◆ **Extracted information**:
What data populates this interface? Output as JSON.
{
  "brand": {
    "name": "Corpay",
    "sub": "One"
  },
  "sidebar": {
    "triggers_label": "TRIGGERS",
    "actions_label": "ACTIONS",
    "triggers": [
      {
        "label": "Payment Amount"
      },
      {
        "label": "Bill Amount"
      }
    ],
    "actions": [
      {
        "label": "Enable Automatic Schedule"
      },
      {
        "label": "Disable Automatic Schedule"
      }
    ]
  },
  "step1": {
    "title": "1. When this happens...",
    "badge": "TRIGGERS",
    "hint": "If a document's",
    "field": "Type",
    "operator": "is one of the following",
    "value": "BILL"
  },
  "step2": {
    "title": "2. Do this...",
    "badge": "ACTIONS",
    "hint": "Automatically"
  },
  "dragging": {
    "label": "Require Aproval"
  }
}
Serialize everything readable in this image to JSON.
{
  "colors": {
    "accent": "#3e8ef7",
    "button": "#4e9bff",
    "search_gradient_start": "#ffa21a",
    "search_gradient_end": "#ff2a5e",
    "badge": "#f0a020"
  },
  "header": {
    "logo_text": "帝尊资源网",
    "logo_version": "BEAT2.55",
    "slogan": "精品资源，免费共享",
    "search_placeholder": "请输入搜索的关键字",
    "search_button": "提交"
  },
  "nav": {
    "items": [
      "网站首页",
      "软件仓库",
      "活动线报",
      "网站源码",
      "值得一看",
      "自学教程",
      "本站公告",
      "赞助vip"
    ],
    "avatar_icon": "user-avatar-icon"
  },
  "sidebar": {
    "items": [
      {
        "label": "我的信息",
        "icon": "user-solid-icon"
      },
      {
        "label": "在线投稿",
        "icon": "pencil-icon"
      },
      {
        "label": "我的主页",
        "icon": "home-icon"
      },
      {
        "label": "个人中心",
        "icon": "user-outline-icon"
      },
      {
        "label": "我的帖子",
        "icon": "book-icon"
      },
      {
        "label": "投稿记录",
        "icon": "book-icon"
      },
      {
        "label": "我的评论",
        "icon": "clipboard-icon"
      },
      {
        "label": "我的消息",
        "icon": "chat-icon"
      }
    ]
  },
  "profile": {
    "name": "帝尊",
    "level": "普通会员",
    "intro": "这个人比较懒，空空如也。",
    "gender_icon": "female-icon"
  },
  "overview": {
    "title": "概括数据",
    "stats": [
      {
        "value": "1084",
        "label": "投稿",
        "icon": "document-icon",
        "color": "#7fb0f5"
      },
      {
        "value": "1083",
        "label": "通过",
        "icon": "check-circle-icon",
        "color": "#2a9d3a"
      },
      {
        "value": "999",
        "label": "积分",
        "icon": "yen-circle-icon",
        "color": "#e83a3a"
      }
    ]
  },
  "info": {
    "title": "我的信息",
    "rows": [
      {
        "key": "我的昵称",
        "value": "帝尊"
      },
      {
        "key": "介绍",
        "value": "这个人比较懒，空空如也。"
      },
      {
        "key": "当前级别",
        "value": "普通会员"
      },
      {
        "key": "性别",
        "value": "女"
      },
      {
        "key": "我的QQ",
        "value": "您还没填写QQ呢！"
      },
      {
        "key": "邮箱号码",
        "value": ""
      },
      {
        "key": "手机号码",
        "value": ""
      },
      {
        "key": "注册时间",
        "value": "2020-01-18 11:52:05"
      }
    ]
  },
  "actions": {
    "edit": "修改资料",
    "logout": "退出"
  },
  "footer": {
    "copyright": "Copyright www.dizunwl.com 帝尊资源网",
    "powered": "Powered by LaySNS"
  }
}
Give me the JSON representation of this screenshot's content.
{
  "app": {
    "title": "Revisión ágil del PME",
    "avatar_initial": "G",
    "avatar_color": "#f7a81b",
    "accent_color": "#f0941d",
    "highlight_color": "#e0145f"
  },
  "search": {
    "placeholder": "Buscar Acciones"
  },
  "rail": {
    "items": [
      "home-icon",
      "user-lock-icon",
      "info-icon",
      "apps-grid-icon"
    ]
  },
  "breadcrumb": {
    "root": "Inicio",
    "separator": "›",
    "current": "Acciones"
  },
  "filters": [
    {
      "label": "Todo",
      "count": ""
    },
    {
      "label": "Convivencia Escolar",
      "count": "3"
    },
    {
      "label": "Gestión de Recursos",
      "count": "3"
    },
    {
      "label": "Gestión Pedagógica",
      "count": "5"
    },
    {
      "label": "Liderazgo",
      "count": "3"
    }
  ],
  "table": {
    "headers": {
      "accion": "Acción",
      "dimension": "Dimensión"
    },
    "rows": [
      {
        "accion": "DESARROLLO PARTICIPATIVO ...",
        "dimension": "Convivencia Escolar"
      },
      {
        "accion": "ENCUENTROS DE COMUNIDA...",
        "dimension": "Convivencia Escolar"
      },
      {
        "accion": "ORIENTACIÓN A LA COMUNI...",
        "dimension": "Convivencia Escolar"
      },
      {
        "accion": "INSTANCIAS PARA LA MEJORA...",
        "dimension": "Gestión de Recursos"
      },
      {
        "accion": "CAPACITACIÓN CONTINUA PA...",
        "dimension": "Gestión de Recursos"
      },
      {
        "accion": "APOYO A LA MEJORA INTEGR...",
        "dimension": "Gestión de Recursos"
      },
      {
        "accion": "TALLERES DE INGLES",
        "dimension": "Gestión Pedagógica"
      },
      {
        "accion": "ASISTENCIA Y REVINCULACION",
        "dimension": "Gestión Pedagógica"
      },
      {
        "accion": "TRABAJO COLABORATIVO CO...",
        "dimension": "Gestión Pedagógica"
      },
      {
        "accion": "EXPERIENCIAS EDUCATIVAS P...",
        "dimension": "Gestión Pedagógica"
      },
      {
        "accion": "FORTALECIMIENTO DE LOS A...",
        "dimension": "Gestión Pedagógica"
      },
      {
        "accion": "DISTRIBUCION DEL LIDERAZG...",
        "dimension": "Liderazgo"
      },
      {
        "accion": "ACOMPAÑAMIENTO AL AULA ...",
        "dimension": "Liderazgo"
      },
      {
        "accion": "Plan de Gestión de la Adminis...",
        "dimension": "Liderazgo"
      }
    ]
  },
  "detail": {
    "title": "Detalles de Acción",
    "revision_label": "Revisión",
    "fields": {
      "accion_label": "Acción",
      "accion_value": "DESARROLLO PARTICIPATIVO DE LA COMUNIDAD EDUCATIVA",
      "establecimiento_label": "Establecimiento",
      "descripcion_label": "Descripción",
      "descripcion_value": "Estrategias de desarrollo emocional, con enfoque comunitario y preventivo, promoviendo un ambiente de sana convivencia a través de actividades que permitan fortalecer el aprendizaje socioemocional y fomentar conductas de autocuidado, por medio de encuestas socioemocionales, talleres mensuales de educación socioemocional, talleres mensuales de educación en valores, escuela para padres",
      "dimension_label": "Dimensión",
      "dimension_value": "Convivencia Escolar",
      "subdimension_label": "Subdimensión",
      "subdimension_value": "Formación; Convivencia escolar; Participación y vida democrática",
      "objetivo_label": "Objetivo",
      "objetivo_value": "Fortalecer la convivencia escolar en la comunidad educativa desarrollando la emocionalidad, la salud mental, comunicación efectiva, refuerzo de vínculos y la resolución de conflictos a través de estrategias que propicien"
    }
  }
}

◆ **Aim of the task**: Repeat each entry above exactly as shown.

◆ **Solved exercise**:
What data populates this interface? Output as JSON.
{
  "brand": {
    "name": "Corpay",
    "sub": "One"
  },
  "sidebar": {
    "triggers_label": "TRIGGERS",
    "actions_label": "ACTIONS",
    "triggers": [
      {
        "label": "Payment Amount"
      },
      {
        "label": "Bill Amount"
      }
    ],
    "actions": [
      {
        "label": "Enable Automatic Schedule"
      },
      {
        "label": "Disable Automatic Schedule"
      }
    ]
  },
  "step1": {
    "title": "1. When this happens...",
    "badge": "TRIGGERS",
    "hint": "If a document's",
    "field": "Type",
    "operator": "is one of the following",
    "value": "BILL"
  },
  "step2": {
    "title": "2. Do this...",
    "badge": "ACTIONS",
    "hint": "Automatically"
  },
  "dragging": {
    "label": "Require Aproval"
  }
}
Serialize everything readable in this image to JSON.
{
  "colors": {
    "accent": "#3e8ef7",
    "button": "#4e9bff",
    "search_gradient_start": "#ffa21a",
    "search_gradient_end": "#ff2a5e",
    "badge": "#f0a020"
  },
  "header": {
    "logo_text": "帝尊资源网",
    "logo_version": "BEAT2.55",
    "slogan": "精品资源，免费共享",
    "search_placeholder": "请输入搜索的关键字",
    "search_button": "提交"
  },
  "nav": {
    "items": [
      "网站首页",
      "软件仓库",
      "活动线报",
      "网站源码",
      "值得一看",
      "自学教程",
      "本站公告",
      "赞助vip"
    ],
    "avatar_icon": "user-avatar-icon"
  },
  "sidebar": {
    "items": [
      {
        "label": "我的信息",
        "icon": "user-solid-icon"
      },
      {
        "label": "在线投稿",
        "icon": "pencil-icon"
      },
      {
        "label": "我的主页",
        "icon": "home-icon"
      },
      {
        "label": "个人中心",
        "icon": "user-outline-icon"
      },
      {
        "label": "我的帖子",
        "icon": "book-icon"
      },
      {
        "label": "投稿记录",
        "icon": "book-icon"
      },
      {
        "label": "我的评论",
        "icon": "clipboard-icon"
      },
      {
        "label": "我的消息",
        "icon": "chat-icon"
      }
    ]
  },
  "profile": {
    "name": "帝尊",
    "level": "普通会员",
    "intro": "这个人比较懒，空空如也。",
    "gender_icon": "female-icon"
  },
  "overview": {
    "title": "概括数据",
    "stats": [
      {
        "value": "1084",
        "label": "投稿",
        "icon": "document-icon",
        "color": "#7fb0f5"
      },
      {
        "value": "1083",
        "label": "通过",
        "icon": "check-circle-icon",
        "color": "#2a9d3a"
      },
      {
        "value": "999",
        "label": "积分",
        "icon": "yen-circle-icon",
        "color": "#e83a3a"
      }
    ]
  },
  "info": {
    "title": "我的信息",
    "rows": [
      {
        "key": "我的昵称",
        "value": "帝尊"
      },
      {
        "key": "介绍",
        "value": "这个人比较懒，空空如也。"
      },
      {
        "key": "当前级别",
        "value": "普通会员"
      },
      {
        "key": "性别",
        "value": "女"
      },
      {
        "key": "我的QQ",
        "value": "您还没填写QQ呢！"
      },
      {
        "key": "邮箱号码",
        "value": ""
      },
      {
        "key": "手机号码",
        "value": ""
      },
      {
        "key": "注册时间",
        "value": "2020-01-18 11:52:05"
      }
    ]
  },
  "actions": {
    "edit": "修改资料",
    "logout": "退出"
  },
  "footer": {
    "copyright": "Copyright www.dizunwl.com 帝尊资源网",
    "powered": "Powered by LaySNS"
  }
}
Give me the JSON representation of this screenshot's content.
{
  "app": {
    "title": "Revisión ágil del PME",
    "avatar_initial": "G",
    "avatar_color": "#f7a81b",
    "accent_color": "#f0941d",
    "highlight_color": "#e0145f"
  },
  "search": {
    "placeholder": "Buscar Acciones"
  },
  "rail": {
    "items": [
      "home-icon",
      "user-lock-icon",
      "info-icon",
      "apps-grid-icon"
    ]
  },
  "breadcrumb": {
    "root": "Inicio",
    "separator": "›",
    "current": "Acciones"
  },
  "filters": [
    {
      "label": "Todo",
      "count": ""
    },
    {
      "label": "Convivencia Escolar",
      "count": "3"
    },
    {
      "label": "Gestión de Recursos",
      "count": "3"
    },
    {
      "label": "Gestión Pedagógica",
      "count": "5"
    },
    {
      "label": "Liderazgo",
      "count": "3"
    }
  ],
  "table": {
    "headers": {
      "accion": "Acción",
      "dimension": "Dimensión"
    },
    "rows": [
      {
        "accion": "DESARROLLO PARTICIPATIVO ...",
        "dimension": "Convivencia Escolar"
      },
      {
        "accion": "ENCUENTROS DE COMUNIDA...",
        "dimension": "Convivencia Escolar"
      },
      {
        "accion": "ORIENTACIÓN A LA COMUNI...",
        "dimension": "Convivencia Escolar"
      },
      {
        "accion": "INSTANCIAS PARA LA MEJORA...",
        "dimension": "Gestión de Recursos"
      },
      {
        "accion": "CAPACITACIÓN CONTINUA PA...",
        "dimension": "Gestión de Recursos"
      },
      {
        "accion": "APOYO A LA MEJORA INTEGR...",
        "dimension": "Gestión de Recursos"
      },
      {
        "accion": "TALLERES DE INGLES",
        "dimension": "Gestión Pedagógica"
      },
      {
        "accion": "ASISTENCIA Y REVINCULACION",
        "dimension": "Gestión Pedagógica"
      },
      {
        "accion": "TRABAJO COLABORATIVO CO...",
        "dimension": "Gestión Pedagógica"
      },
      {
        "accion": "EXPERIENCIAS EDUCATIVAS P...",
        "dimension": "Gestión Pedagógica"
      },
      {
        "accion": "FORTALECIMIENTO DE LOS A...",
        "dimension": "Gestión Pedagógica"
      },
      {
        "accion": "DISTRIBUCION DEL LIDERAZG...",
        "dimension": "Liderazgo"
      },
      {
        "accion": "ACOMPAÑAMIENTO AL AULA ...",
        "dimension": "Liderazgo"
      },
      {
        "accion": "Plan de Gestión de la Adminis...",
        "dimension": "Liderazgo"
      }
    ]
  },
  "detail": {
    "title": "Detalles de Acción",
    "revision_label": "Revisión",
    "fields": {
      "accion_label": "Acción",
      "accion_value": "DESARROLLO PARTICIPATIVO DE LA COMUNIDAD EDUCATIVA",
      "establecimiento_label": "Establecimiento",
      "descripcion_label": "Descripción",
      "descripcion_value": "Estrategias de desarrollo emocional, con enfoque comunitario y preventivo, promoviendo un ambiente de sana convivencia a través de actividades que permitan fortalecer el aprendizaje socioemocional y fomentar conductas de autocuidado, por medio de encuestas socioemocionales, talleres mensuales de educación socioemocional, talleres mensuales de educación en valores, escuela para padres",
      "dimension_label": "Dimensión",
      "dimension_value": "Convivencia Escolar",
      "subdimension_label": "Subdimensión",
      "subdimension_value": "Formación; Convivencia escolar; Participación y vida democrática",
      "objetivo_label": "Objetivo",
      "objetivo_value": "Fortalecer la convivencia escolar en la comunidad educativa desarrollando la emocionalidad, la salud mental, comunicación efectiva, refuerzo de vínculos y la resolución de conflictos a través de estrategias que propicien"
    }
  }
}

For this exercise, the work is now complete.